At one point in time the media’s responsibility was two fold: one, to serve as the ultimate check and balance for governments and two, to provide unbiased news so the general populace could more effectively make informed decisions in everyday life.
The Oglala Sioux Tribe of South Dakota opens the polls this morning for a referendum to legalize alcohol on the reservation.
A lifelong resident of Pine Ridge village and a Navy veteran, Larry Eagle Bull Sr., sat down with Native Sun News to speak on a number of important topics facing the Pine Ridge Indian Reservation.
Newspaper calls on the Oglala Sioux Tribe to take responsibility for alcohol problems.
A majority of tribes allow some form of alcohol on their reservations.
A beer distributor will no longer send delivery trucks to Whiteclay, Nebraska, after running into problems there.
The Oglala Sioux Tribe of South Dakota will be holding a referendum to legalize alcohol on the Pine Ridge Reservation.
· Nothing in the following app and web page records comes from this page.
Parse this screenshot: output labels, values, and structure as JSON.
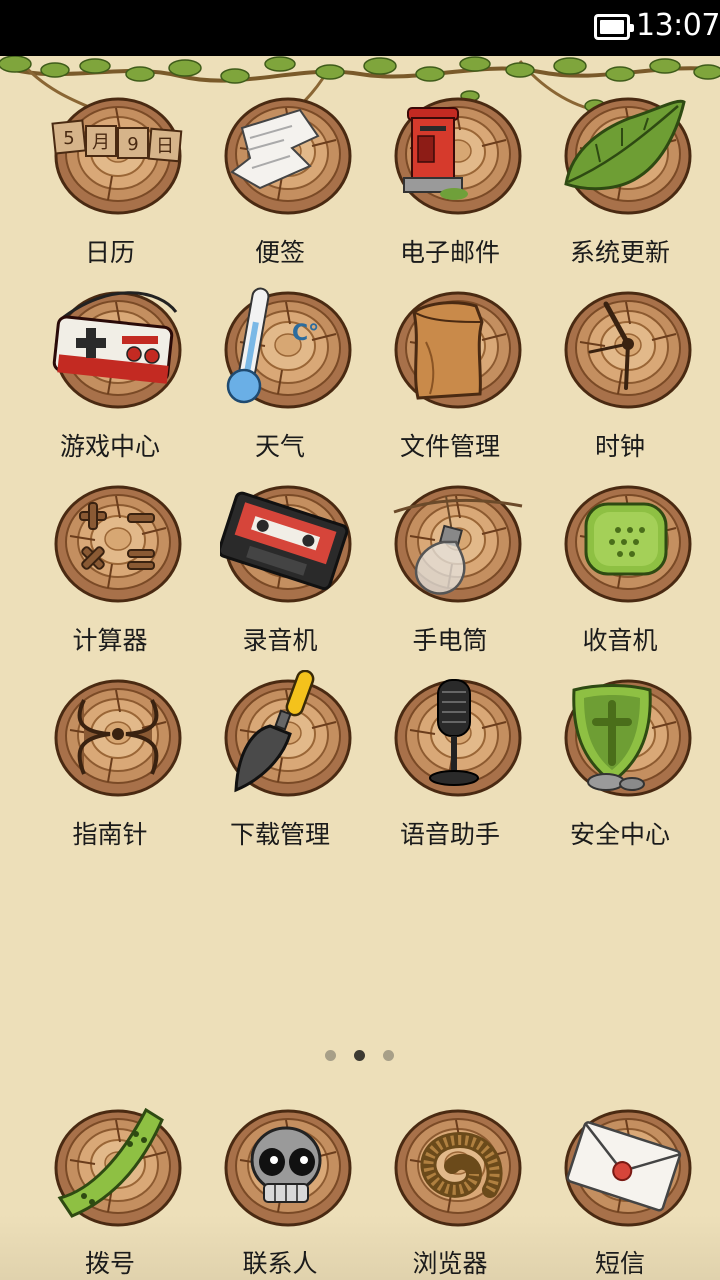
{
  "status_bar": {
    "time": "13:07",
    "battery_icon": "battery-full-icon"
  },
  "apps": [
    {
      "label": "日历",
      "icon": "calendar-icon",
      "date_parts": [
        "5",
        "月",
        "9",
        "日"
      ]
    },
    {
      "label": "便签",
      "icon": "note-paper-icon"
    },
    {
      "label": "电子邮件",
      "icon": "mailbox-icon"
    },
    {
      "label": "系统更新",
      "icon": "leaf-icon"
    },
    {
      "label": "游戏中心",
      "icon": "gamepad-icon"
    },
    {
      "label": "天气",
      "icon": "thermometer-icon",
      "unit": "C°"
    },
    {
      "label": "文件管理",
      "icon": "paper-bag-icon"
    },
    {
      "label": "时钟",
      "icon": "clock-icon"
    },
    {
      "label": "计算器",
      "icon": "calculator-icon"
    },
    {
      "label": "录音机",
      "icon": "cassette-icon"
    },
    {
      "label": "手电筒",
      "icon": "lightbulb-icon"
    },
    {
      "label": "收音机",
      "icon": "radio-speaker-icon"
    },
    {
      "label": "指南针",
      "icon": "compass-icon"
    },
    {
      "label": "下载管理",
      "icon": "trowel-icon"
    },
    {
      "label": "语音助手",
      "icon": "microphone-icon"
    },
    {
      "label": "安全中心",
      "icon": "shield-icon"
    }
  ],
  "pager": {
    "pages": 3,
    "active_index": 1
  },
  "dock": [
    {
      "label": "拨号",
      "icon": "phone-handset-icon"
    },
    {
      "label": "联系人",
      "icon": "skull-contacts-icon"
    },
    {
      "label": "浏览器",
      "icon": "millipede-browser-icon"
    },
    {
      "label": "短信",
      "icon": "envelope-icon"
    }
  ],
  "colors": {
    "background": "#eddfb9",
    "wood": "#a8714a",
    "wood_dark": "#5a3418",
    "wood_light": "#e2b98a",
    "label": "#1b1b1b",
    "vine": "#7fa53c"
  }
}
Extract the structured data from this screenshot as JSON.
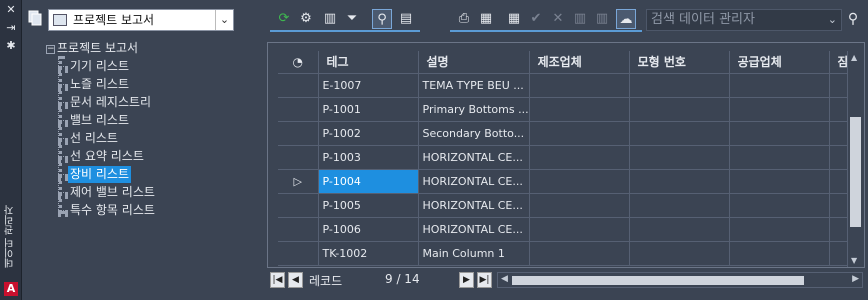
{
  "palette": {
    "title": "데이터 관리자",
    "icons": [
      "close-icon",
      "autohide-icon",
      "settings-icon",
      "autocad-logo-icon"
    ],
    "logo_letter": "A"
  },
  "project": {
    "selected": "프로젝트 보고서"
  },
  "tree": {
    "root": "프로젝트 보고서",
    "items": [
      {
        "label": "기기 리스트",
        "selected": false
      },
      {
        "label": "노즐 리스트",
        "selected": false
      },
      {
        "label": "문서 레지스트리",
        "selected": false
      },
      {
        "label": "밸브 리스트",
        "selected": false
      },
      {
        "label": "선 리스트",
        "selected": false
      },
      {
        "label": "선 요약 리스트",
        "selected": false
      },
      {
        "label": "장비 리스트",
        "selected": true
      },
      {
        "label": "제어 밸브 리스트",
        "selected": false
      },
      {
        "label": "특수 항목 리스트",
        "selected": false
      }
    ]
  },
  "toolbar": {
    "search_placeholder": "검색 데이터 관리자",
    "icons": [
      "refresh-icon",
      "filter-link-icon",
      "column-icon",
      "clear-filter-icon",
      "zoom-icon",
      "hide-icon",
      "print-icon",
      "export-icon",
      "import-icon",
      "accept-icon",
      "reject-icon",
      "accept-all-icon",
      "reject-all-icon",
      "cloud-icon",
      "search-icon"
    ]
  },
  "grid": {
    "columns": [
      "테그",
      "설명",
      "제조업체",
      "모형 번호",
      "공급업체",
      "잠"
    ],
    "rows": [
      {
        "tag": "E-1007",
        "desc": "TEMA TYPE BEU ..."
      },
      {
        "tag": "P-1001",
        "desc": "Primary Bottoms ..."
      },
      {
        "tag": "P-1002",
        "desc": "Secondary Botto..."
      },
      {
        "tag": "P-1003",
        "desc": "HORIZONTAL CE..."
      },
      {
        "tag": "P-1004",
        "desc": "HORIZONTAL CE..."
      },
      {
        "tag": "P-1005",
        "desc": "HORIZONTAL CE..."
      },
      {
        "tag": "P-1006",
        "desc": "HORIZONTAL CE..."
      },
      {
        "tag": "TK-1002",
        "desc": "Main Column 1"
      }
    ],
    "current_row": 4
  },
  "footer": {
    "record_label": "레코드",
    "record_count": "9 / 14"
  }
}
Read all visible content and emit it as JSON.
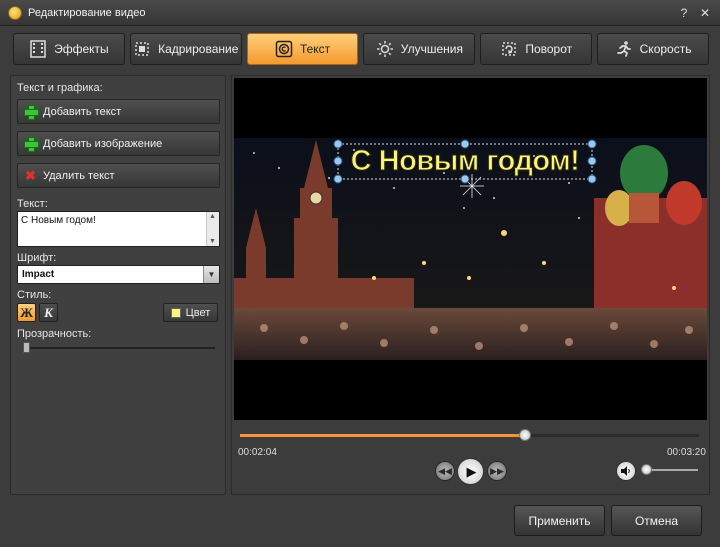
{
  "window": {
    "title": "Редактирование видео",
    "help_label": "?",
    "close_label": "✕"
  },
  "tabs": [
    {
      "label": "Эффекты",
      "icon": "film-icon",
      "active": false
    },
    {
      "label": "Кадрирование",
      "icon": "crop-icon",
      "active": false
    },
    {
      "label": "Текст",
      "icon": "copyright-text-icon",
      "active": true
    },
    {
      "label": "Улучшения",
      "icon": "sun-icon",
      "active": false
    },
    {
      "label": "Поворот",
      "icon": "rotate-icon",
      "active": false
    },
    {
      "label": "Скорость",
      "icon": "running-man-icon",
      "active": false
    }
  ],
  "left_panel": {
    "section_title": "Текст и графика:",
    "add_text": "Добавить текст",
    "add_image": "Добавить изображение",
    "delete_text": "Удалить текст",
    "text_label": "Текст:",
    "text_value": "С Новым годом!",
    "font_label": "Шрифт:",
    "font_value": "Impact",
    "style_label": "Стиль:",
    "bold_glyph": "Ж",
    "italic_glyph": "К",
    "color_label": "Цвет",
    "color_value": "#fff27a",
    "opacity_label": "Прозрачность:",
    "opacity_level": 0
  },
  "preview": {
    "overlay_text": "С Новым годом!"
  },
  "player": {
    "current_time": "00:02:04",
    "total_time": "00:03:20",
    "progress_percent": 62,
    "volume_percent": 5
  },
  "footer": {
    "apply_label": "Применить",
    "cancel_label": "Отмена"
  },
  "colors": {
    "accent": "#f39a2d",
    "overlay_text": "#fff27a",
    "progress": "#f5923a"
  }
}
Kevin Abourezk reports on a very short meeting between Oglala Sioux Tribe President Bryan Brewer and Nebraska Gov. Dave Heineman (R).
Kevin Abourezk reports on Nebraska governor's comments regarding the sale of liquor in Whiteclay, a border town
Nebraska newspaper supports legal alcohol sales by the Oglala Sioux Tribe.
A better life for all the youth on the Pine Ridge Indian Reservation, nothing more, nothing less; that is what Olowan Martinez and the rest of the members of Camp Zero-Tolerance are striving for.
Oglala Sioux tribal President Bryan Brewer was arrested in Whiteclay, NE by a Sheridan County law enforcement official while walking through the border town on Monday.